Why Do Politicians Need to Say "I Approve This Message" in Their Ads?


As election season ramps up, voters will be seeing a lot of campaign ads on television, and without exception, they will conclude with the disclaimer “I approve this message.” It’s clearly a requirement, but how did it get started? It actually began in 2002 with the Stand By Your Ad provision, which was backed by then-senators John McCain and Russell D. Feingold. The goal was to curb muckraking, where candidates would lob ceaseless insults and accusations at one another. With Stand By Your Ad, lawmakers were hoping political candidates would think twice before engaging in dirty tactics and then attempting to deny any involvement. Call it a self-imposed campaign shaming. According to the FCC, the written statement must come at the end of the ad, appear for at least four seconds, be readable against a contrasting background, and occupy at least 4% of the vertical picture height. Candidates will typically identify themselves and say the message aloud. So does this “play nice” edict actually work? According to research, not really.

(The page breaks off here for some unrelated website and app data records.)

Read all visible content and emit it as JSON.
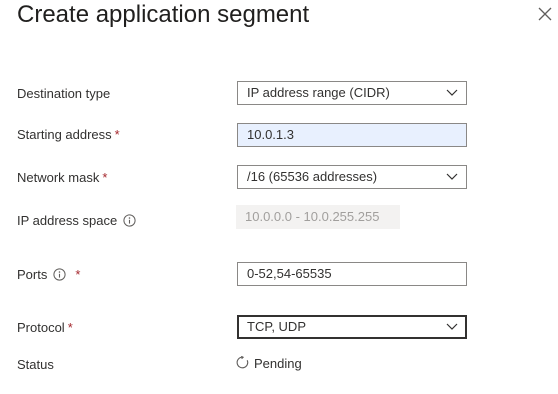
{
  "panel": {
    "title": "Create application segment",
    "close_icon": "close-icon"
  },
  "form": {
    "destination_type": {
      "label": "Destination type",
      "value": "IP address range (CIDR)"
    },
    "starting_address": {
      "label": "Starting address",
      "required": "*",
      "value": "10.0.1.3"
    },
    "network_mask": {
      "label": "Network mask",
      "required": "*",
      "value": "/16 (65536 addresses)"
    },
    "ip_address_space": {
      "label": "IP address space",
      "value": "10.0.0.0 - 10.0.255.255",
      "icon": "info-icon"
    },
    "ports": {
      "label": "Ports",
      "required": "*",
      "value": "0-52,54-65535",
      "icon": "info-icon"
    },
    "protocol": {
      "label": "Protocol",
      "required": "*",
      "value": "TCP, UDP"
    },
    "status": {
      "label": "Status",
      "value": "Pending",
      "icon": "spinner-icon"
    }
  },
  "colors": {
    "required": "#a4262c",
    "autofill_bg": "#e8f0fe",
    "readonly_bg": "#f3f2f1"
  }
}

In 2000, negative ads made up 29% of political spots, and now that has grown to 92%.